- Audio + Video
- Video Only
- Audio Only
You can communicate images and sound between your devices by using certain connections.
Others are solely for the visual or auditory experience. This is vital to keep in mind.
Once you’ve identified your devices’ connections, you can decide whether or not you need separate ones for video and audio.
So How do you Wire your Home Theatre System?
- Connect all of your playback devices’ outputs to the AV receiver’s rear.
- Connect your AV receiver’s output cable to your display device, usually a TV or projector.
- Connect the Speaker wire to your AV receiver.
Depending on your system’s configuration, this step above may look different to you.
Consider connecting your playback devices directly to your TV instead of using an audio/video receiver.
If you want to connect your TV to an external sound system, you can do so by connecting your TV’s audio output to an amplifier or soundbar.
Nothing is off-limits. Using an AV receiver helps streamline the procedure and reduce the number of cables required.
What is an Optical Cable?
Many electrical signals in the cabling go to your media centres, PCs, and other AV equipment.
The signal is digital or analogue, it is sent over the conductive wire as an electrical impulse.
There are wires, wires, and more wires within every cable, from your 1970s turntable’s speaker wire to your new HD TV’s HDMI connection.
The optical audio cable is unique in the home audio/video industry. The optical audio system transmits digital audio signals between fibre optic cables and laser light instead of existing cabling standards.
Toshiba first created the standard in 1983, and it was designed to work with the company’s early Compact Disc players.
The TOSLINK port may be found on the device’s back; tHDMI Arc or Speaker Cable Which is Betterherefore, check to see whether your gadgets support it.
However, you don’t need a label to know what the port is called: it’s commonly branded “optical audio,” “TOSLINK,” or “Digital Audio Out (Optical).”
The TOSLINK port stands out from the rest of the device’s ports because it resembles a doggy door leading into its guts.
HDMI Arc or Speaker Cable Which is Better
It’s impossible to make your system sound better than it already is. Still, good speaker cables can and should guarantee that every last bit of performance reaches your speakers from your amplifier.
On the other hand, a subpar speaker wire can degrade your system’s sound quality.
So what is an HDMI arc?
Most people use HDMI, which stands for High Definition Multimedia Interface, to send high-definition video and music from a device to their TV or monitor.

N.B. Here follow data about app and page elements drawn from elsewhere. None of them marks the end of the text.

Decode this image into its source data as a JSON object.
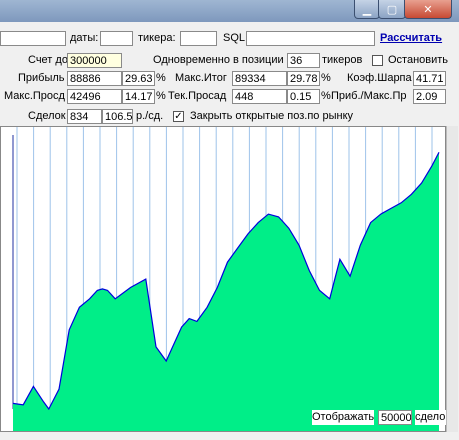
{
  "window": {
    "minimize": "▁",
    "maximize": "▢",
    "close": "✕"
  },
  "toolbar": {
    "dates_label": "даты:",
    "dates_value": "",
    "tickers_label": "тикера:",
    "tickers_value": "",
    "sql_label": "SQL",
    "sql_value": "",
    "calc_link": "Рассчитать"
  },
  "stats": {
    "account_label": "Счет до",
    "account_value": "300000",
    "concurrent_label": "Одновременно в позиции",
    "concurrent_value": "36",
    "tickers_unit": "тикеров",
    "stop_label": "Остановить",
    "stop_checked": false,
    "profit_label": "Прибыль",
    "profit_value": "88886",
    "profit_pct": "29.63",
    "pct1": "%",
    "max_total_label": "Макс.Итог",
    "max_total_value": "89334",
    "max_total_pct": "29.78",
    "pct2": "%",
    "sharpe_label": "Коэф.Шарпа",
    "sharpe_value": "41.71",
    "max_dd_label": "Макс.Просд",
    "max_dd_value": "42496",
    "max_dd_pct": "14.17",
    "pct3": "%",
    "cur_dd_label": "Тек.Просад",
    "cur_dd_value": "448",
    "cur_dd_pct": "0.15",
    "pct4": "%",
    "pm_label": "Приб./Макс.Пр",
    "pm_value": "2.09",
    "deals_label": "Сделок",
    "deals_value": "834",
    "per_day_value": "106.5",
    "per_day_unit": "р./сд.",
    "close_open_checked": true,
    "close_open_mark": "✓",
    "close_open_label": "Закрыть открытые поз.по рынку"
  },
  "footer": {
    "show_label": "Отображать",
    "show_value": "50000",
    "show_unit": "сделок"
  },
  "chart_data": {
    "type": "area",
    "title": "",
    "xlabel": "",
    "ylabel": "",
    "fill_color": "#00ee88",
    "line_color": "#0000dd",
    "grid": true,
    "x": [
      0,
      20,
      40,
      60,
      70,
      90,
      110,
      130,
      150,
      165,
      175,
      185,
      200,
      230,
      260,
      280,
      300,
      315,
      330,
      345,
      360,
      380,
      400,
      420,
      440,
      460,
      480,
      500,
      520,
      540,
      560,
      580,
      600,
      620,
      640,
      660,
      680,
      700,
      720,
      740,
      760,
      780,
      800,
      820,
      834
    ],
    "y": [
      0,
      -500,
      6000,
      500,
      -2000,
      5000,
      26000,
      34000,
      37000,
      40000,
      40500,
      40000,
      37000,
      41000,
      44000,
      20000,
      15000,
      21000,
      27000,
      30000,
      29000,
      34000,
      41000,
      50000,
      55000,
      60000,
      64000,
      67000,
      66000,
      62000,
      56000,
      47000,
      40000,
      37000,
      51000,
      45000,
      56000,
      64000,
      67000,
      69000,
      71000,
      74000,
      78000,
      84000,
      88886
    ],
    "ylim": [
      -2000,
      95000
    ],
    "xlim": [
      0,
      834
    ]
  }
}
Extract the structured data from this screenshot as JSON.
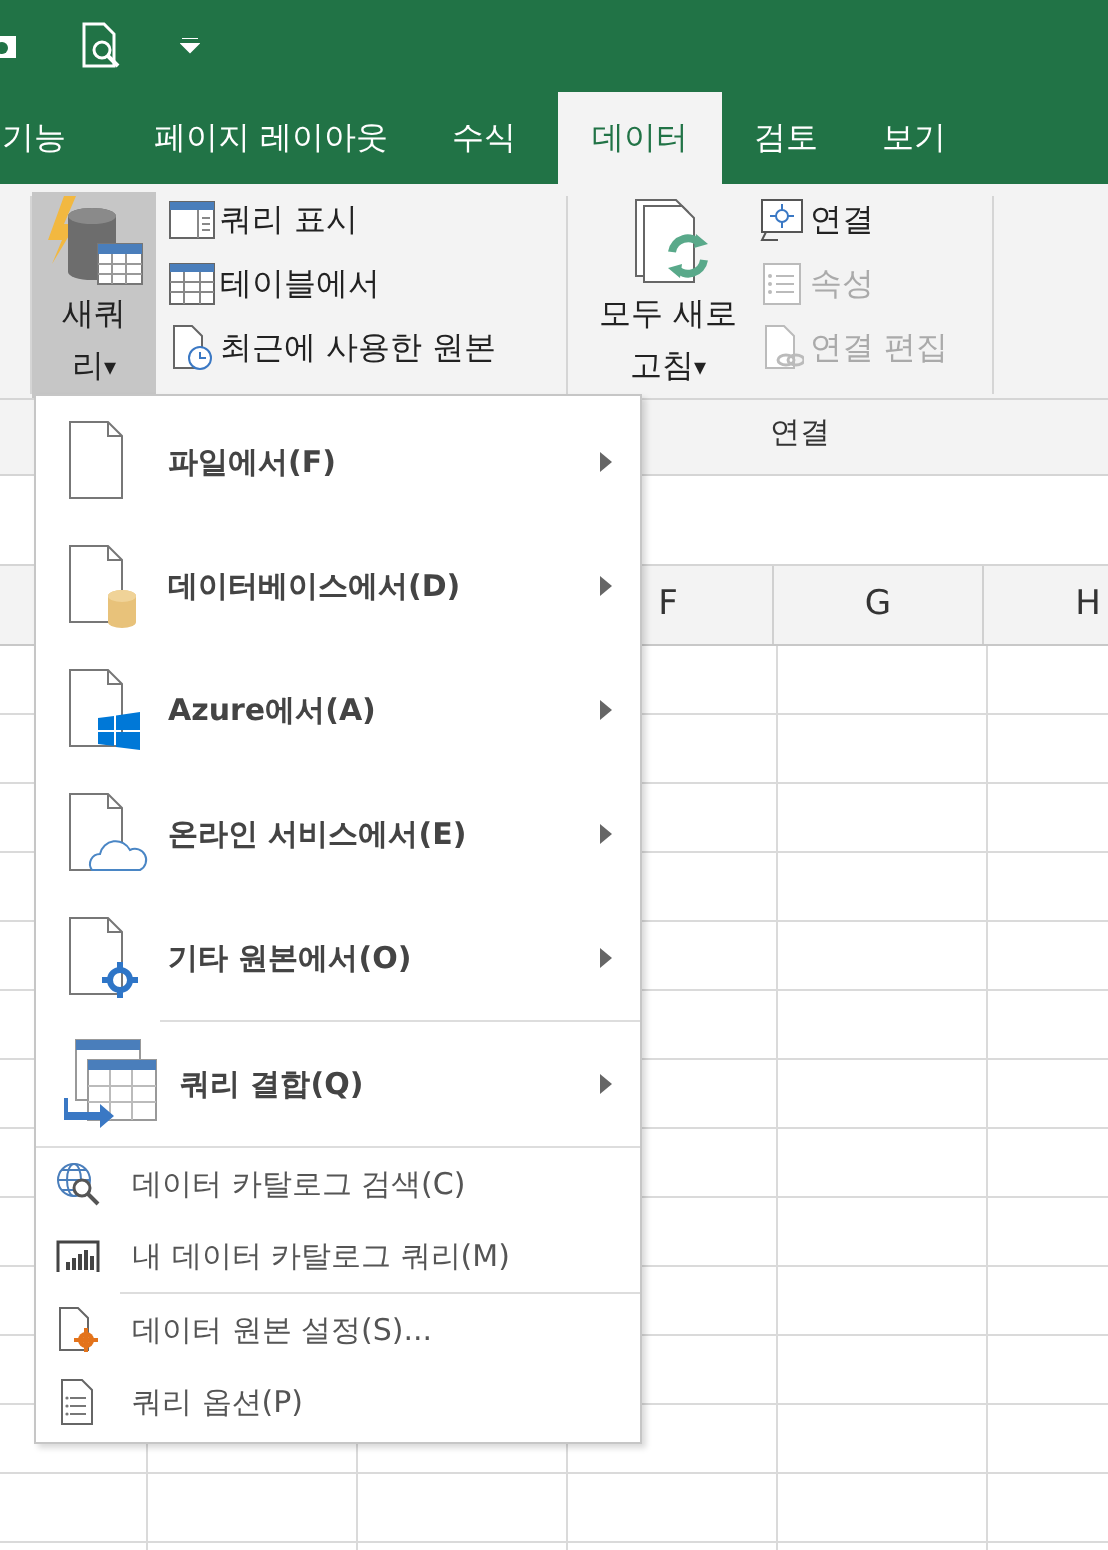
{
  "tabs": [
    {
      "label": "기능",
      "selected": false
    },
    {
      "label": "페이지 레이아웃",
      "selected": false
    },
    {
      "label": "수식",
      "selected": false
    },
    {
      "label": "데이터",
      "selected": true
    },
    {
      "label": "검토",
      "selected": false
    },
    {
      "label": "보기",
      "selected": false
    }
  ],
  "ribbon": {
    "new_query": {
      "label": "새쿼리",
      "caret": "▾",
      "selected": true
    },
    "query_commands": [
      {
        "label": "쿼리 표시"
      },
      {
        "label": "테이블에서"
      },
      {
        "label": "최근에 사용한 원본"
      }
    ],
    "refresh_all": {
      "label": "모두 새로 고침",
      "caret": "▾"
    },
    "connection_commands": [
      {
        "label": "연결",
        "disabled": false
      },
      {
        "label": "속성",
        "disabled": true
      },
      {
        "label": "연결 편집",
        "disabled": true
      }
    ],
    "group_label": "연결"
  },
  "column_headers": [
    "F",
    "G",
    "H"
  ],
  "menu": {
    "sections": [
      {
        "items": [
          {
            "kind": "large",
            "label": "파일에서(F)"
          },
          {
            "kind": "large",
            "label": "데이터베이스에서(D)"
          },
          {
            "kind": "large",
            "label": "Azure에서(A)"
          },
          {
            "kind": "large",
            "label": "온라인 서비스에서(E)"
          },
          {
            "kind": "large",
            "label": "기타 원본에서(O)"
          }
        ]
      },
      {
        "items": [
          {
            "kind": "large",
            "label": "쿼리 결합(Q)"
          }
        ]
      },
      {
        "items": [
          {
            "kind": "small",
            "label": "데이터 카탈로그 검색(C)"
          },
          {
            "kind": "small",
            "label": "내 데이터 카탈로그 쿼리(M)"
          }
        ]
      },
      {
        "items": [
          {
            "kind": "small",
            "label": "데이터 원본 설정(S)..."
          },
          {
            "kind": "small",
            "label": "쿼리 옵션(P)"
          }
        ]
      }
    ]
  }
}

You may find it in almost every consumer product, and it’s common in commercial AV as well.
ARC stands for Audio Return Channel. It uses a single high-speed HDMI cable to connect your TV to your sound system, eliminating the need for a separate composite or optical audio cable.
So, which option is the most suitable? Well, for the average consumer using an audiovisual receiver, you’ll have to go with the HDMI ARC option.
It’s important to note that an HDMI ARC connection provides the highest sound quality and supports high-performance audio codecs such as Dolby Atmos, DTS HD Master Audio, and DTS Digital Plus.
You may use the same remote control across various devices or systems with HDMI ARC because it supports CEC technology.
The old compatibility problem still exists, of course. HDMI outputs on many modern TVs are at a premium because of this.
In this situation, the simplest solution is to use a speaker cable since all HDMI ports have already been taken.
The audio quality should satisfy most home systems, even if this is the only option available.
So there you have it; home theatres assist you in creating the ideal atmosphere for your home event through powerful sound effects and high-definition film.
With a home theatre packed with high-quality electronics, you can enjoy your favourite movies to the fullest extent possible, and your family gatherings will be remembered fondly.
Last update on 2021-09-30 / Affiliate links / Images from Amazon Product Advertising API